Unless there are very specific requirements for someone to use BIOS, UEFI should always be a preferred option. All newer equipment, gaming motherboards and otherwise, support UEFI and have done so since the early 2010s, at least.
A UEFI screen which resembles a Legacy BIOS one in color scheme and design.
BIOS vs UEFI Boot Sequence – Which One to Use?
Most modern operating systems require UEFI in order to work. However, UEFI has support for Legacy BIOS in case there is a need to install an older operating system. A good example is an older laptop or machine which could technically be used for web browsing or lighter gaming.
Some older Windows systems still have working drivers for older equipment, while the same are deprecated and unusable on Windows 10 and 11.
Linux doesn’t have such issues, however, unless there is a very good reason to use Legacy BIOS and systems that don’t support UEFI, one should always opt for the latter. There are various security and quality-of-life reasons as to why one should use UEFI.
There might be a BIOS update for your motherboard which can help you solve any OS booting issues.
A UEFI screen of an ASRock Taichi, showing the disabled Secure Boot, often a thorn in the side of modern operating systems.

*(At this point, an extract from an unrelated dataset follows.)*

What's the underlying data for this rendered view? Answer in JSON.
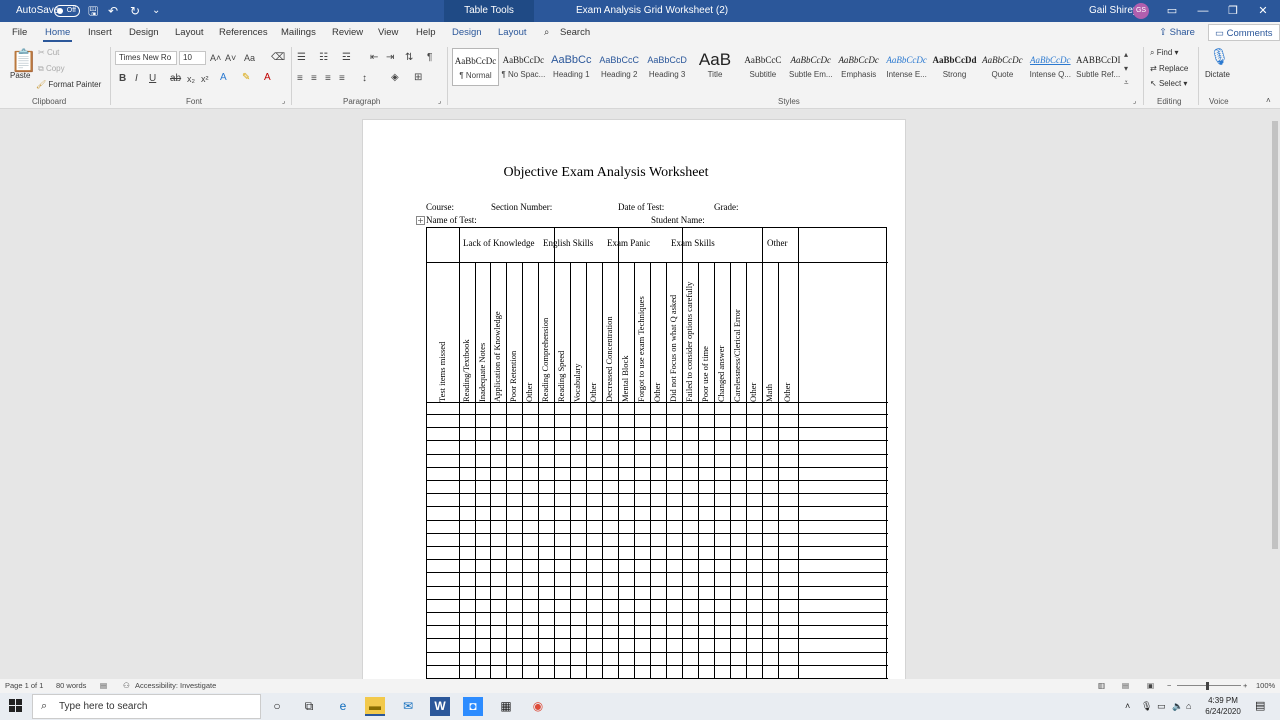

BIOS CSM vs UEFI – Compatibility or Modern Hardware?
Unless there is a need to install Windows Vista and previous iterations of Windows such as Windows XP, one should always opt for UEFI.
BIOS CSM stands for BIOS Compatibility Support Module, which is the aforementioned feature where you can emulate a BIOS environment within a UEFI compatible system. This option is turned off by default, the firmware assuming one would install a UEFI compatible OS.
UEFI allows you to install multiple operating systems on a single drive, which can be a hassle, but is worth it to some users. UEFI also has better management in almost every single way. The only problem that people run into is Secure Boot, a finicky option that can be turned off.
UEFI updates are important and should be considered whenever possible and when it doesn’t pose a risk of destabilizing a system which requires constant uptime.
A UEFI boot order page, showing various operating systems. Note the UEFI OSs and that a flash drive can also be booted in either UEFI or Legacy BIOS mode.
UEFI Is Ahead But BIOS Has Its Uses
Even though most people have modern computers which support UEFI and can host modern operating systems, Legacy BIOS support is still present within every system that supports UEFI.
Legacy BIOS can have its uses, from fast and simple booting to still having control over parts of the motherboard such as the chipset, overclocking and boot order.
UEFI, on the other hand, has an intuitive GUI with support for other peripherals such as a mouse, networking support and the option to directly troubleshoot the computer. Booting an operating system in a live, non-installed environment is a bonus for everyone who wants to test a system before committing to one.
For most users and use cases, UEFI should be the preferred way to boot an operating system. There are fringe use cases where Legacy BIOS can be used, but those are few and most who need it are already in the know.